I was inclined to substitute the conviction with one of obtaining money by false pretenses, but for such section to apply the substituted conviction must be for an offence that is minor to the one of which the accused has been acquitted. Yet in this case, a look at the maximum penalty prescribed for the offence of which the appellant has been acquitted and that prescribed for the offence, shows that the penalty prescribed for the offence of obtaining D money by false pretenses is higher, and therefore such offence is not minor to the offence of corruption contrary to section 99 of the Penal Code, and therefore there can be no substitution.

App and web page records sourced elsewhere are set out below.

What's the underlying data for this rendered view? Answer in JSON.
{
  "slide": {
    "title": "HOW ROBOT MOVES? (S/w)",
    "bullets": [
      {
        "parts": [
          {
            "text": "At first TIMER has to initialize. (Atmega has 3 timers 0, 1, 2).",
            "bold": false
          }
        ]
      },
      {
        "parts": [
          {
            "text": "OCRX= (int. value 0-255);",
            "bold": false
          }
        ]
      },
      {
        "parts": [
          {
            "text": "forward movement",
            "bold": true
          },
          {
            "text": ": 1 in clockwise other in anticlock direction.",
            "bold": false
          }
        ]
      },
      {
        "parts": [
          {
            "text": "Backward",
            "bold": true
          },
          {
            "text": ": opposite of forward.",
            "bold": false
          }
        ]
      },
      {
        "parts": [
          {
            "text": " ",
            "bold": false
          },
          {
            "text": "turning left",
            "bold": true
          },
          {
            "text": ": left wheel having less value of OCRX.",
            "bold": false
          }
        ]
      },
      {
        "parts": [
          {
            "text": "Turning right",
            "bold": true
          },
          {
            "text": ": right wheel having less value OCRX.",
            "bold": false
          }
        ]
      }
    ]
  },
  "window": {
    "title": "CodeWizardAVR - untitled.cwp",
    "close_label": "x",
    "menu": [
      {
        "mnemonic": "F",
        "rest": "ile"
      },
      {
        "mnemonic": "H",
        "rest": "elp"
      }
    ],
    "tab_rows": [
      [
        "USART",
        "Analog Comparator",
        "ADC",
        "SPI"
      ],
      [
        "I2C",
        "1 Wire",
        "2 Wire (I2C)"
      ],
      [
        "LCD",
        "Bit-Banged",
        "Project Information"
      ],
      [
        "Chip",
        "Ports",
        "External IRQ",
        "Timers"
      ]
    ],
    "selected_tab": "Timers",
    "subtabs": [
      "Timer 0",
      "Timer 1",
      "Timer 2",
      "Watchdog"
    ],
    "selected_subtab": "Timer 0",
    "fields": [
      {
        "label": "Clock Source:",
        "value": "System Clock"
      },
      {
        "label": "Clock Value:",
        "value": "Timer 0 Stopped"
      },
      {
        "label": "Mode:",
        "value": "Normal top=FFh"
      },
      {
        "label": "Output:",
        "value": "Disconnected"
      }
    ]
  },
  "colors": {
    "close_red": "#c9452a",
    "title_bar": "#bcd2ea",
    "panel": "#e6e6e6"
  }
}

In passing, though not material to the outcome of this appeal, I also wish to observe that in admitting the evidence of the fifth prosecution witness, one Siphiwe Tsupo, a 13-year old girl, the court a quo did not comply E with the requirements of section 221 of the Criminal Procedure and Evidence Act (Cap. 08:02) of the Laws of Botswana. The young girl is on record to have given her evidence without oath. Yet the record does not show that the witness was ever admonished in terms of para. (i) of the proviso to section 221 of the Criminal Procedure and Evidence Act. However, as her evidence does not appear to have had much weight in the mind of F the learned trial magistrate, it was not material to the appellant's conviction and therefore not material in this appeal.
In the final analysis, I allow this appeal, setting aside both the lower court's conviction and sentence of the appellant with an order that he be set at liberty forthwith unless lawfully held for another cause.
Appeal allowed and conviction and
sentence set aside.